All of the above data was gathered from skimming through the company's 2011 20F (annual report) and reading the Q3 2012 earnings release. Per Oct. 29, 2012 the Scorpio Tanker fleet consisted of 12 owned vessels, 15 charter-in vessels and five newbuilds.
Between the Q3 earnings report and the end of the year, the company added a few more vessels to its fleet via the charter-in route.
Recall in the initial paragraph, I suggested multiple events drew my attention to Scorpio Tankers. Well, in December 2012, the company had yet another share offering and went on a vessel ordering spree. The newbuild orders bumped up from 5 to 12 MR vessels. The company wasn't done either. In January, the company had yet another share offering -- 30.6 million shares at $7.50 per share and the newbuild fleet became 16 MR tankers and four Handymax ice-class tankers. The share count went from 41.2 million (end of Q3 2012) to over 93 million in February 2013.
I look at this assembling of a newbuild fleet, and the competitor that comes to mind is Frontline 2012 (FRNT on the Norwegian OTC list). Here, I am just referring to fleet build-out part. At this time Frontline 2012 is the private equity (thus far) entity that John Fredriksen is assembling as his future shipping bet. In part 2, I will delve more into this comparison and other aspects to examine Scorpio Tankers' likely strategy.

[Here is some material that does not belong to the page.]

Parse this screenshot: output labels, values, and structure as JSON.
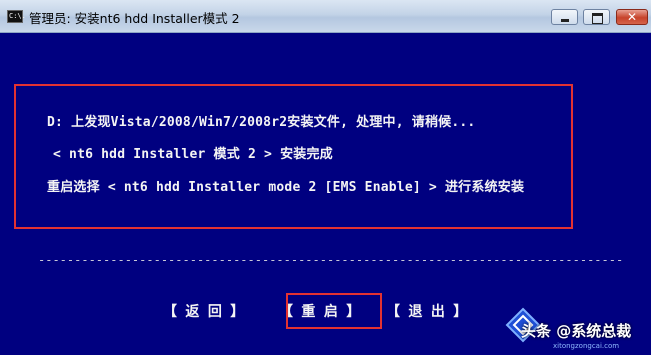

Chris Mascarenhas owns shares in Frontline (FRO), a company that has interests in Frontline 2012. He does not own shares in any other company mention in the article above. The Motley Fool has no position in any of the stocks mentioned. Try any of our Foolish newsletter services free for 30 days. We Fools may not all hold the same opinions, but we all believe that considering a diverse range of insights makes us better investors. The Motley Fool has a disclosure policy. Is this post wrong? Click here. Think you can do better? Join us and write your own!